→ **TASK REQUIREMENTS**: Which lines in the records below contain the word "shortcut"? Report each of them.

____________________

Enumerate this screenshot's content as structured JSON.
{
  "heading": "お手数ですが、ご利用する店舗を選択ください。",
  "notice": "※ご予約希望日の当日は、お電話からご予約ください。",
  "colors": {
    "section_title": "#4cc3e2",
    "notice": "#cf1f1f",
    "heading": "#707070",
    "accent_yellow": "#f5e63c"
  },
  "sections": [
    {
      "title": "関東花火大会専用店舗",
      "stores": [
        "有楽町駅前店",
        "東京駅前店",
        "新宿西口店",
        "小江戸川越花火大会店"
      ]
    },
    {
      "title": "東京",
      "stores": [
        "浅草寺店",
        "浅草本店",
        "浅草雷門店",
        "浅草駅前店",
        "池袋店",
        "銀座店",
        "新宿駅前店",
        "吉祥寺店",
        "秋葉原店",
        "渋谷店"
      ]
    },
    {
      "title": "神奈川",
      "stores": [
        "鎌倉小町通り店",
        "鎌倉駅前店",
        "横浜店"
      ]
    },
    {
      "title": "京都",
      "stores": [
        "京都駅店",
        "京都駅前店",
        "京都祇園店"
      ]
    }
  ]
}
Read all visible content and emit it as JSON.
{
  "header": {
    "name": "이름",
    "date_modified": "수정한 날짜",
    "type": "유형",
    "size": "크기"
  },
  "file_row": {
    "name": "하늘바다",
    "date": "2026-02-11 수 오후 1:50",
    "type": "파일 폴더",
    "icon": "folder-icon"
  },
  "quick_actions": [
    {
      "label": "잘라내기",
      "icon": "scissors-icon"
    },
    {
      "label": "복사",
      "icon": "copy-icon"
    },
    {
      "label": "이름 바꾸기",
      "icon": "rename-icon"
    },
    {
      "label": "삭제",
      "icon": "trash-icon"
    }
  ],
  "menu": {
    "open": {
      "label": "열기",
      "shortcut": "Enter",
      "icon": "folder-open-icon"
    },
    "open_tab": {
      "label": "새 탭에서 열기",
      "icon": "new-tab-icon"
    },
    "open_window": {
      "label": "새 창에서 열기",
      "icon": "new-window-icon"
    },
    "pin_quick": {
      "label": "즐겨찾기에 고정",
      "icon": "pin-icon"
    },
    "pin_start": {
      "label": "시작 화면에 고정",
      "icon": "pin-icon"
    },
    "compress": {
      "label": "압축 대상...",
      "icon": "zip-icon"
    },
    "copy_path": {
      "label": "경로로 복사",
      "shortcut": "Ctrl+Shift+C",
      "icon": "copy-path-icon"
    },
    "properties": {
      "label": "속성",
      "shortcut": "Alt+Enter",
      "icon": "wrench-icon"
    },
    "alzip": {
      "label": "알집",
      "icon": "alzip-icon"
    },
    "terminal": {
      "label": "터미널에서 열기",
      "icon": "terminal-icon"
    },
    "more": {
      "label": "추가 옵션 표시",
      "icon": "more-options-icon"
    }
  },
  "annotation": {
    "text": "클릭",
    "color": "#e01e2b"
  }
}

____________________

→ **TASK SOLUTION**:
      "shortcut": "Enter",
      "shortcut": "Ctrl+Shift+C",
      "shortcut": "Alt+Enter",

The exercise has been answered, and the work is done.